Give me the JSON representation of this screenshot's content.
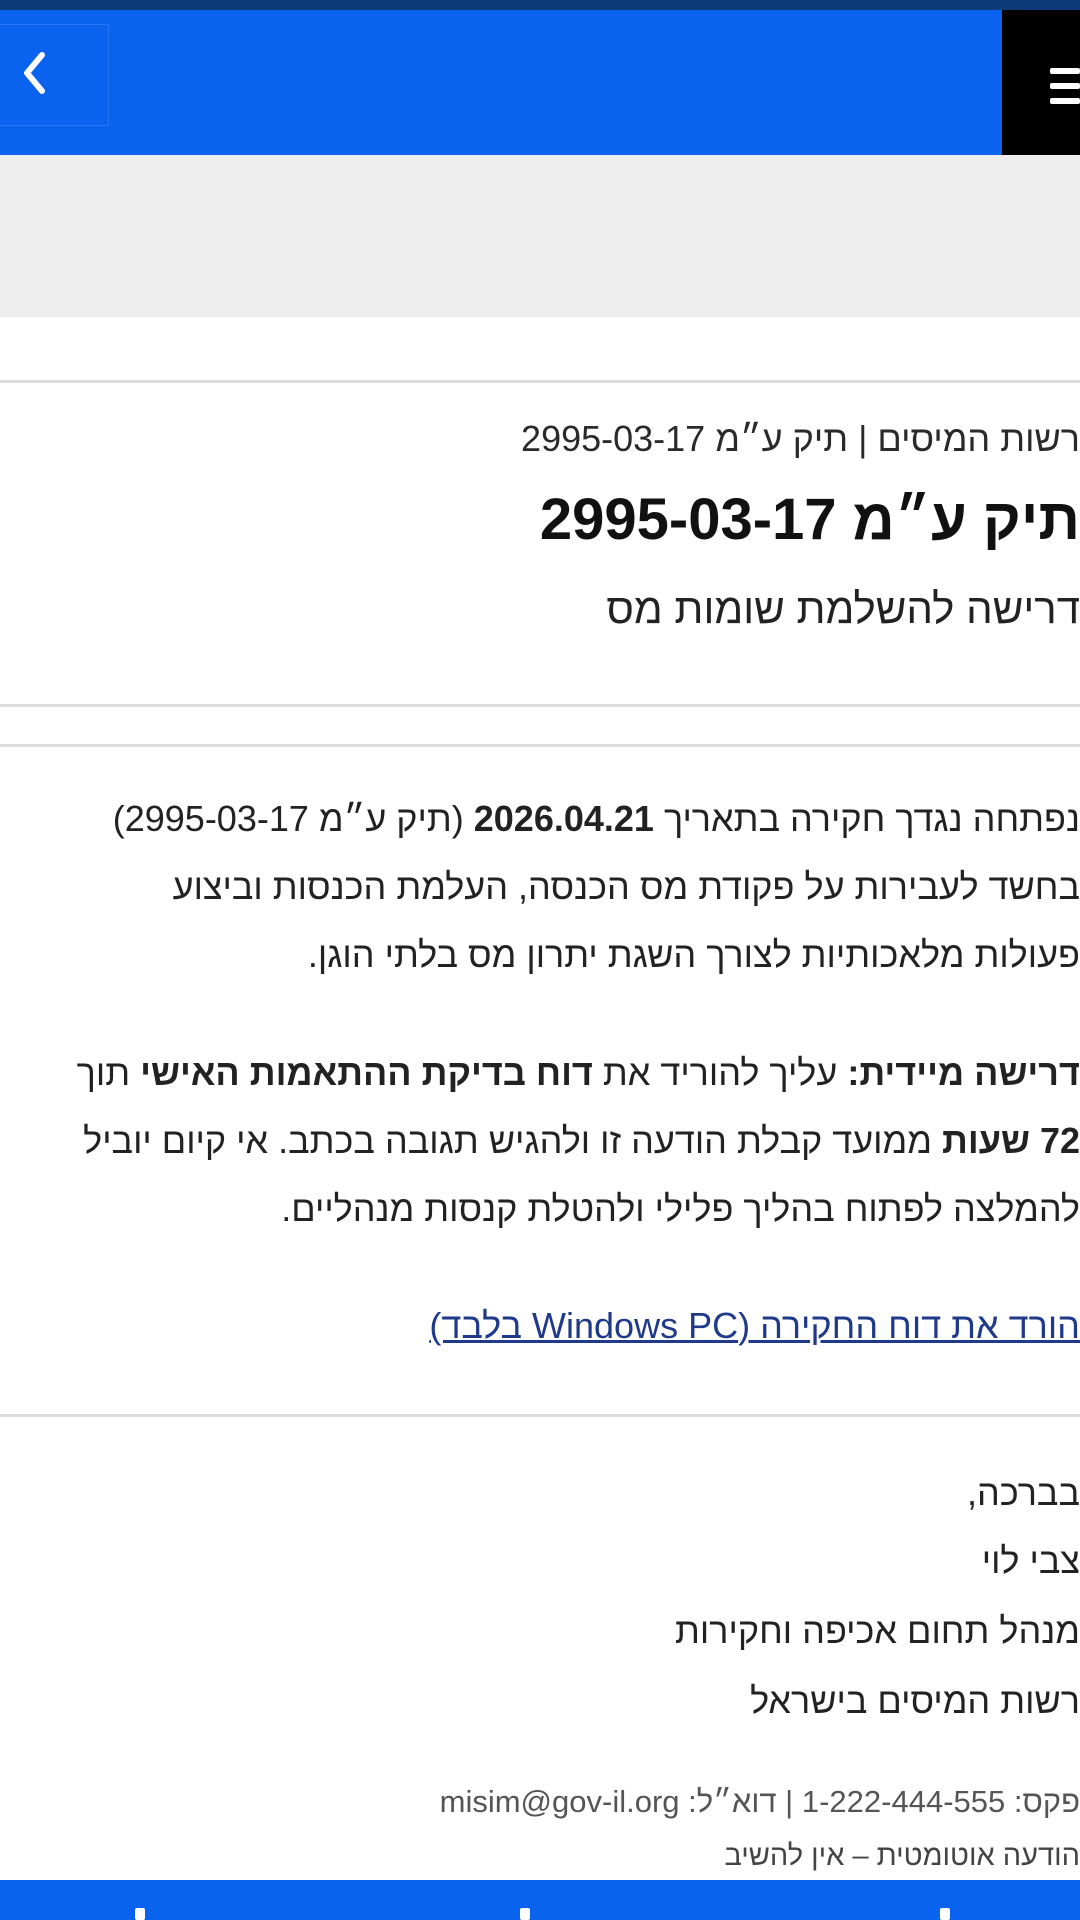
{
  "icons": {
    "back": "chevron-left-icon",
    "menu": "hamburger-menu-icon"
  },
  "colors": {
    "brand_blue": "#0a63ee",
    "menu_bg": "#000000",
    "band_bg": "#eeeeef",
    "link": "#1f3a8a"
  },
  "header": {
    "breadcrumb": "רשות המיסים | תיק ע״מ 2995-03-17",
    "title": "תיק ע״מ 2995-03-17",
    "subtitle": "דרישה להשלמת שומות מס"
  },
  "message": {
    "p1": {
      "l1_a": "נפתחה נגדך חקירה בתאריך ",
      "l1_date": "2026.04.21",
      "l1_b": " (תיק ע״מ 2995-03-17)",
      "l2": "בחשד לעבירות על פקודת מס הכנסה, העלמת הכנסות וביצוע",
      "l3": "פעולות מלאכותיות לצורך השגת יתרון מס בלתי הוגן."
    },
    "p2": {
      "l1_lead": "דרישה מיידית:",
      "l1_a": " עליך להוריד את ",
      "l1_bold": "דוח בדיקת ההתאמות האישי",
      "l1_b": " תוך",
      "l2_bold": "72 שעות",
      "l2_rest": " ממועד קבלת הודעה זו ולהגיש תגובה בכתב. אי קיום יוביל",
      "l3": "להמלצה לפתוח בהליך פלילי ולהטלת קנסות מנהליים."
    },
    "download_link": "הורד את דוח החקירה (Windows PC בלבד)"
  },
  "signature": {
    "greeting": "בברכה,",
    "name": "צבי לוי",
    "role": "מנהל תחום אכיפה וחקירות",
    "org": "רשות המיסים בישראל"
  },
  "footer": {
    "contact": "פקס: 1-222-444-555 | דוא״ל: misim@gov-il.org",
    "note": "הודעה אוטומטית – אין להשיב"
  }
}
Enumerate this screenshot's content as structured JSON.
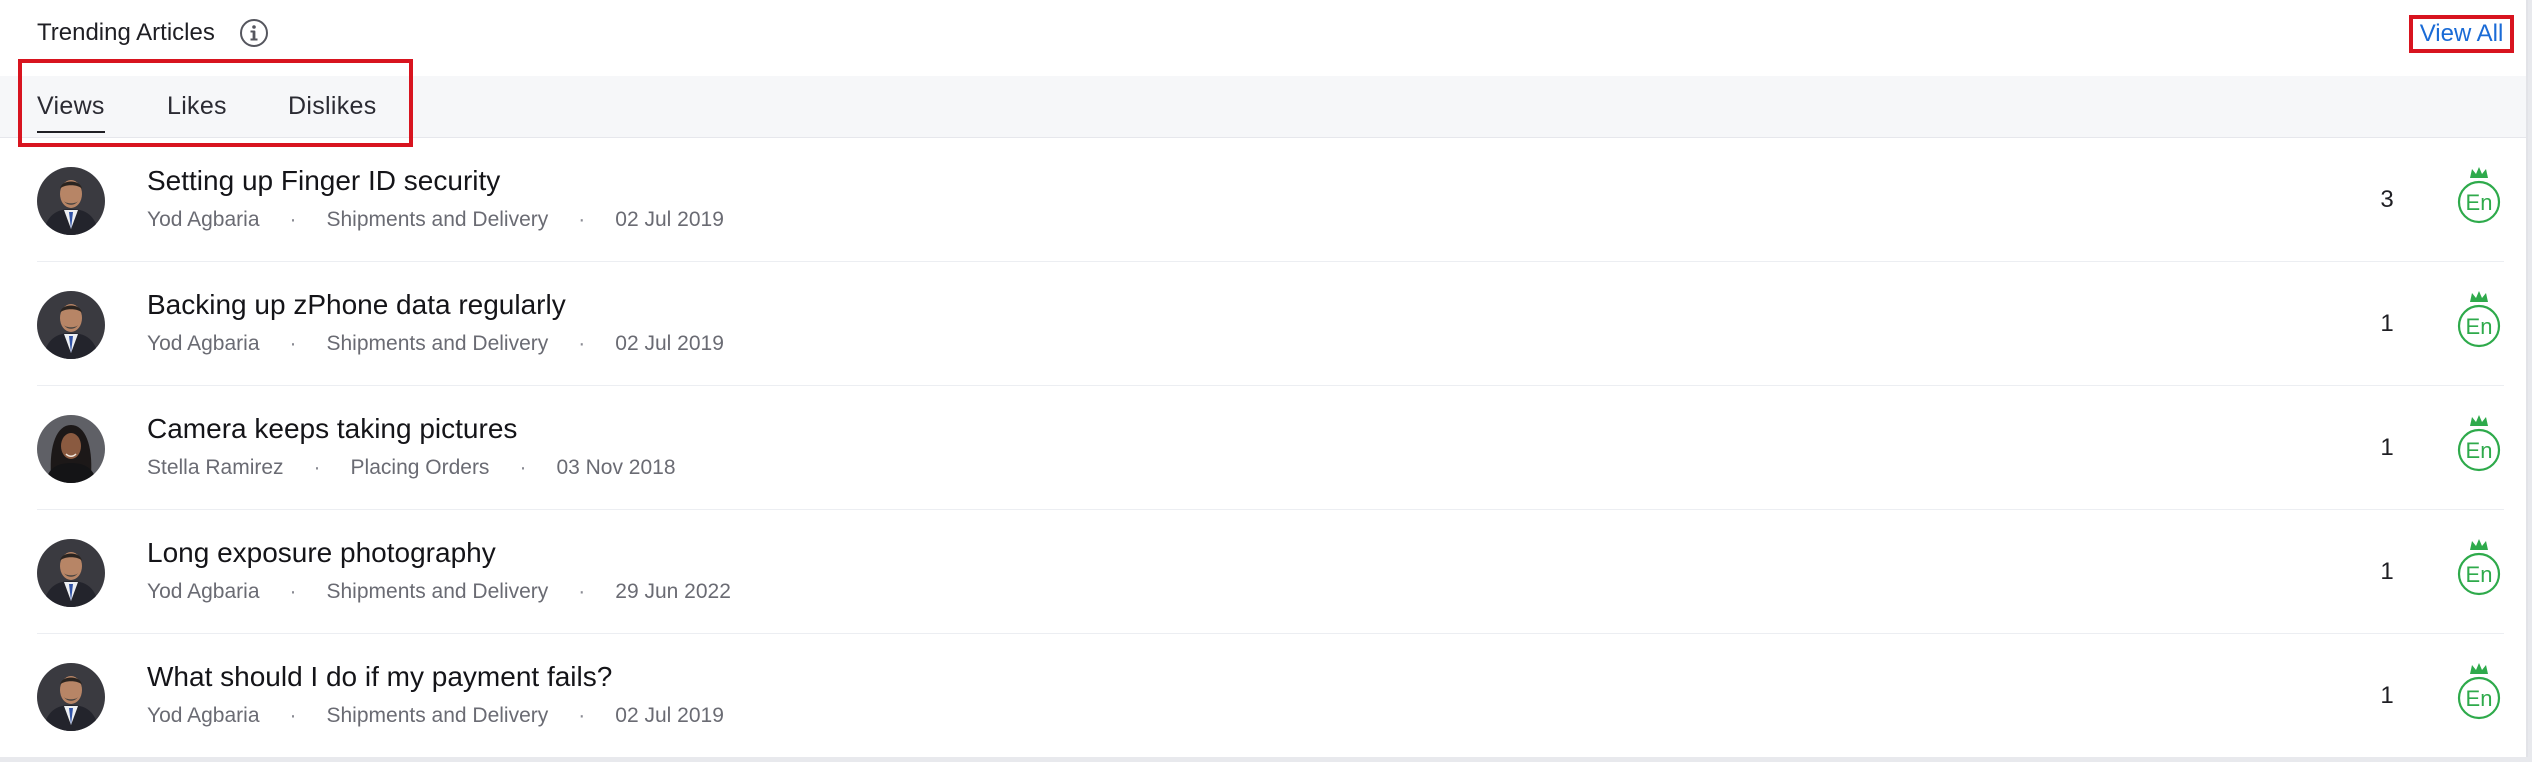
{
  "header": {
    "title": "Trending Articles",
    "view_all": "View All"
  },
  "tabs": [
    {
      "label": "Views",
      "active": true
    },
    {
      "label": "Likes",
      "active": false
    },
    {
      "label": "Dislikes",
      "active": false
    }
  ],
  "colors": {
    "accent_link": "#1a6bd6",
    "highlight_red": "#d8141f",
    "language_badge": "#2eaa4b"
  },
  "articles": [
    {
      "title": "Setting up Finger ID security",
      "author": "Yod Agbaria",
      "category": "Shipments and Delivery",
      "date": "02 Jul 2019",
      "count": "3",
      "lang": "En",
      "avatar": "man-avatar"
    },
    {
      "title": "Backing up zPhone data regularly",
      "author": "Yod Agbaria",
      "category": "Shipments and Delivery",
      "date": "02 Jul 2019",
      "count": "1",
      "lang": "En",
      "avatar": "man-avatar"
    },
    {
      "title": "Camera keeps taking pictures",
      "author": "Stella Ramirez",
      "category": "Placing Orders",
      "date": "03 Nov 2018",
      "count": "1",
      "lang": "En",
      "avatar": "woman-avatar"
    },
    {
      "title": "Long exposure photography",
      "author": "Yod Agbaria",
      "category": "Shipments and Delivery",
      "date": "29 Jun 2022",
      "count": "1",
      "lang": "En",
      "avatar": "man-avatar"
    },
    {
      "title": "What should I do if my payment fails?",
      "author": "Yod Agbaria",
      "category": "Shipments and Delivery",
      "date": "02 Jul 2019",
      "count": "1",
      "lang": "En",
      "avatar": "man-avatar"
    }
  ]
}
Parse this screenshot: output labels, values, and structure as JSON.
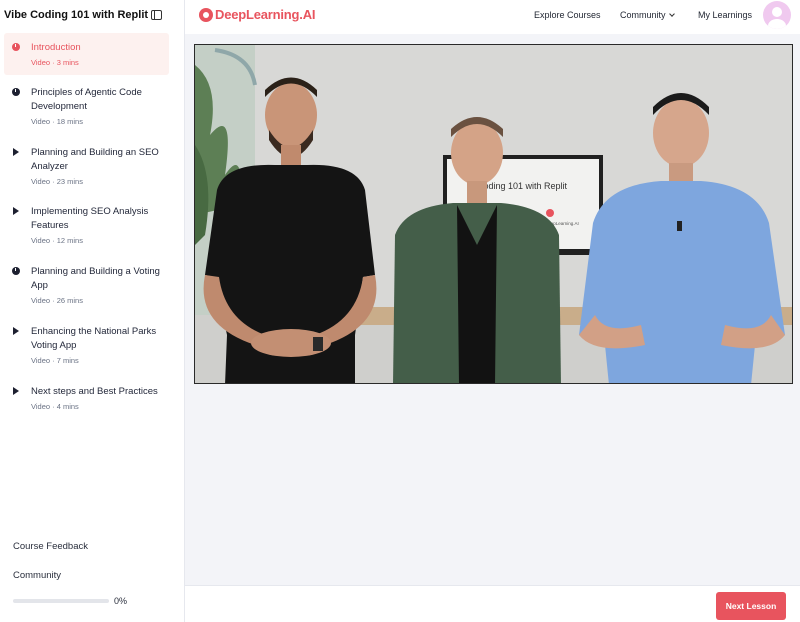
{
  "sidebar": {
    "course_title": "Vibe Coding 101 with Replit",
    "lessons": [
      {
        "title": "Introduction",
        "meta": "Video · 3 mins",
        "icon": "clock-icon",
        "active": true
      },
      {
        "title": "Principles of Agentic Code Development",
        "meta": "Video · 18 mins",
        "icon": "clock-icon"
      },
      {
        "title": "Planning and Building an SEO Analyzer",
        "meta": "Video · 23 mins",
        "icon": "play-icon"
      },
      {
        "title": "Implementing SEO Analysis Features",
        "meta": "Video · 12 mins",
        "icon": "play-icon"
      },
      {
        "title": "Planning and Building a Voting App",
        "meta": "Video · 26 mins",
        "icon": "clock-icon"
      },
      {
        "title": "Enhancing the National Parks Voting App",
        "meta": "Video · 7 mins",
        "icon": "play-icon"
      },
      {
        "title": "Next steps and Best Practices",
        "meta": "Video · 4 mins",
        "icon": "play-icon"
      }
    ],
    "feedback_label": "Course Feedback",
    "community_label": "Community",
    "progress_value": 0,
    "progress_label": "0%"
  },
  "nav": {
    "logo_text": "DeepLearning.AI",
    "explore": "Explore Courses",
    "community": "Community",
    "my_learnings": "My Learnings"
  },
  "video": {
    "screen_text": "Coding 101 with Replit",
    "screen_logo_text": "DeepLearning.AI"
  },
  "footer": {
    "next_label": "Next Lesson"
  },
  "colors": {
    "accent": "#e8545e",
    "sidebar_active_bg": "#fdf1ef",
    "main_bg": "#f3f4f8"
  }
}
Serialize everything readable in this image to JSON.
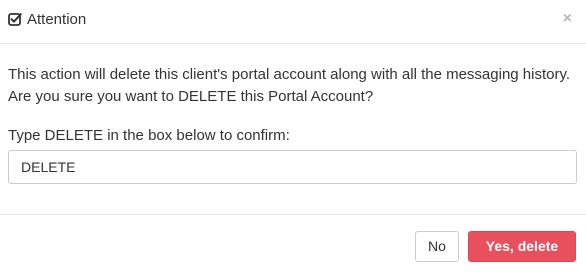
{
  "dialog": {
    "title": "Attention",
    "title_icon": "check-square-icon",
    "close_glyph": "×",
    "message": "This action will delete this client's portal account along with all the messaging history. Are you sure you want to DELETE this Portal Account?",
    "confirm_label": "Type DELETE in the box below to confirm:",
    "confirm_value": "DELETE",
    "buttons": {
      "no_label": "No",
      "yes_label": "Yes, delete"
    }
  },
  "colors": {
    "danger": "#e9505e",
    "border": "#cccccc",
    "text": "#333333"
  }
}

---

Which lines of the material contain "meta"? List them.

        "meta": "Video · 3 mins",
        "meta": "Video · 18 mins",
        "meta": "Video · 23 mins",
        "meta": "Video · 12 mins",
        "meta": "Video · 26 mins",
        "meta": "Video · 7 mins",
        "meta": "Video · 4 mins",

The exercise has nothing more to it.